The Future of Humanitarian Operations: Aid and Politics in Syria
International assistance to Syria has gone on far longer than most anticipated. Across the world, humanitarian assistance intended for acute crises has gone on for a decade or more, leading governments and quasi-governmental organizations to become increasingly skillful instrumentalizing aid for political purposes.
The UN Security Council mandate for providing cross-border assistance to areas outside Syrian government control, which expires on July 10, casts many issues in sharp relief. The government of Syria, with backing from allies, asserts that cross-border assistance is an affront to its sovereignty. It insists that it should assume responsibility for providing aid to populations in areas outside government control. The Syrian government’s record, however, is troubling, and aid to hostile areas is often diverted or delayed.
While humanitarian access and sovereignty have clashed in other crises, the savviness of aid manipulation has been unprecedented in scale and scope in Syria. What are the larger implications of debates at the Security Council on humanitarian access? How can the aid community adhere to humanitarian principles and not do harm? Should there be red lines?

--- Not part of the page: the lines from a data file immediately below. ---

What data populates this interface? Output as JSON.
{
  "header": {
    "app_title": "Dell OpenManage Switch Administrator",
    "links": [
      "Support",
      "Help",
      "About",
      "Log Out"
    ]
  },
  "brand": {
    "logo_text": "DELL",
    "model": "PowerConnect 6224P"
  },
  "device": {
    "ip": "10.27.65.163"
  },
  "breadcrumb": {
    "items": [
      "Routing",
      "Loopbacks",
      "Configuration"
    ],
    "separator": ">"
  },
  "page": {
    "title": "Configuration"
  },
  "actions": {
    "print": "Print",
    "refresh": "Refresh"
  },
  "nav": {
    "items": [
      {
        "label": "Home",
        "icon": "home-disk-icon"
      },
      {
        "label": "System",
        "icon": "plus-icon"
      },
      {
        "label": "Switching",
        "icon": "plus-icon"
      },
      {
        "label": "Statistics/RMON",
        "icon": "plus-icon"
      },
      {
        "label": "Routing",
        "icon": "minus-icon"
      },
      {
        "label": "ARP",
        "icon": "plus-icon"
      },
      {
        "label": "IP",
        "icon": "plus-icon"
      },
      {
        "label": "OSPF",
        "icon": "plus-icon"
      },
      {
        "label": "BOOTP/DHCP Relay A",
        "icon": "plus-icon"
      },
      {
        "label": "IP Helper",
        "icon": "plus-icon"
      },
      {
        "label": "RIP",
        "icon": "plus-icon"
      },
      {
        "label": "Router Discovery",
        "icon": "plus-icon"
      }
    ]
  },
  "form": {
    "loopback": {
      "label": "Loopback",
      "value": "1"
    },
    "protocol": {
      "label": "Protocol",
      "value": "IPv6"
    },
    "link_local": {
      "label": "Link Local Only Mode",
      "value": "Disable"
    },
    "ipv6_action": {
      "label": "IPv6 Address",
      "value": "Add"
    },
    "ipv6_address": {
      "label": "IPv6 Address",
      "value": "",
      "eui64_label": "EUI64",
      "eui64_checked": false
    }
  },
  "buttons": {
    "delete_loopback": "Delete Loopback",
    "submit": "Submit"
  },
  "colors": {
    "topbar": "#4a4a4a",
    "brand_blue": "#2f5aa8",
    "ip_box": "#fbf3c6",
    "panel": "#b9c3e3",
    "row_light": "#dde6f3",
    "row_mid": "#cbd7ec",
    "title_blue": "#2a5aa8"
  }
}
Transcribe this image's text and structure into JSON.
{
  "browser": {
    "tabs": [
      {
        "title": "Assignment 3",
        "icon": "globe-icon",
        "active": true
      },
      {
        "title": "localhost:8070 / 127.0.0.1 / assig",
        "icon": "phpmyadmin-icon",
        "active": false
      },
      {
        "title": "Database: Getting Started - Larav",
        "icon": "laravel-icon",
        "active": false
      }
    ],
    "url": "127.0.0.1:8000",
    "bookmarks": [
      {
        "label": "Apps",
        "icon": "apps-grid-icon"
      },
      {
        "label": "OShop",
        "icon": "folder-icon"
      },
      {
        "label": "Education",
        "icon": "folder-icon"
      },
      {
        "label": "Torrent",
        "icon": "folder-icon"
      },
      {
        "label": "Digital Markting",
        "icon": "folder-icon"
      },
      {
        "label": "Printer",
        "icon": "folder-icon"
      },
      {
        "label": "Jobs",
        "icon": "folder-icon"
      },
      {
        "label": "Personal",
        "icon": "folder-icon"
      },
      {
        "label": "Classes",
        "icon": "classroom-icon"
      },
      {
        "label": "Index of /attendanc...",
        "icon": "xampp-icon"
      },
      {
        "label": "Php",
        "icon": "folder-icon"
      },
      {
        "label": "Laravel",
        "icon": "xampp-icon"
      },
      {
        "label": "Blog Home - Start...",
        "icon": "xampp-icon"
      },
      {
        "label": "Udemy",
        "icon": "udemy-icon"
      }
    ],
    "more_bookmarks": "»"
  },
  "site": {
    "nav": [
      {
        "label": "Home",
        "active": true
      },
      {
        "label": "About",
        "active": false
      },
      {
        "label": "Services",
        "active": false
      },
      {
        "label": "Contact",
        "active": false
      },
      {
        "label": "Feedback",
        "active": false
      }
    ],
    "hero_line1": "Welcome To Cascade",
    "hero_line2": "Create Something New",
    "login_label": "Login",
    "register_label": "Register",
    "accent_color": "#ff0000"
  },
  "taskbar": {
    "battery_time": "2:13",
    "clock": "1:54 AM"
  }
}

As we approach the expiration date of the UN mandate to provide cross-border assistance to Syria, our panel of experts will delve into these questions and assess the consequences of business as usual for the aid sector and for long-term stability. CSIS Humanitarian Agenda director and senior fellow, Jake Kurtzer will provide opening remarks and CSIS senior vice president, Zbigniew Brzezinski Chair in Global Security and Geostrategy, and Middle East Program director, Dr. Jon B Alterman, will host the event and moderate the panel.
Dr. Zaher Sahloul is the President and Co-Founder of MedGlobal, a humanitarian INGO providing health care in disaster areas. He is also a critical care specialist and Associate Professor in Clinical Medicine at the University of Illinois in Chicago. Dr. Sahloul is a leading expert on the humanitarian crisis in his homeland Syria, as well as applying lessons learned to other emergency responses including Yemen, Gaza, Greece, the Rohingya refugee crisis in Bangladesh, Colombia, and more. He has testified to the U.S. Congress and the United Nations Security Council multiple times on defending medical neutrality, the use of siege and chemical weapons, and the siege of Aleppo. Dr. Sahloul was awarded the Gandhi Award for Peace in 2020 for his humanitarian work in Syria and at the global level. He also joins us from a recent trip to northwestern Syria.
Charles Petrie OBE is a former Assistant Secretary-General of the United Nations. Petrie served in various high-ranking capacities with the UN, including as the UN Deputy Humanitarian Coordinator, where he supported General Roméo Dallaire during the Rwandan genocide. Later he served in Gaza, the Democratic Republic of the Congo, Afghanistan, Myanmar, Somalia, and Burundi. Petrie resigned from the UN at the end of 2010 but continued to work in diplomacy. In 2012, Petrie was designated by the UN Secretary General to lead an internal review of the UN’s actions in Sri Lanka. The report led to a new policy within the UN called Rights-up-Front. In February 2015, Petrie was designated by the UN Secretary General one of seven members undertaking a review of the UN's Peacebuilding efforts. He also served as an advisor to the Syrian Negotiations Committee (SNC).
Natasha Hall is a senior fellow with the Middle East Program at the Center for Strategic and International Studies. Natasha has over 15 years of experience as an analyst, researcher, and practitioner in complex humanitarian emergencies and conflict-affected areas with a specialty in the Middle East. Most recently, she has worked on the Syrian conflict with The Shaikh Group, GIZ, Mayday Rescue, Center for Civilians in Conflict, and the U.S. government’s Refugee Affairs Division. She has lived and worked in over 15 countries in the Middle East, Africa, Asia, the Southern Caucasus, and Europe. Her reports have spurred congressional hearings and high-level donor responses on Syria. As a director with Mayday Rescue, she led these responses, working with the White Helmets to reinforce critical civilian infrastructure and protect civilians from explosive weapons and other consequences of the war.This event is made possible through general support to CSIS.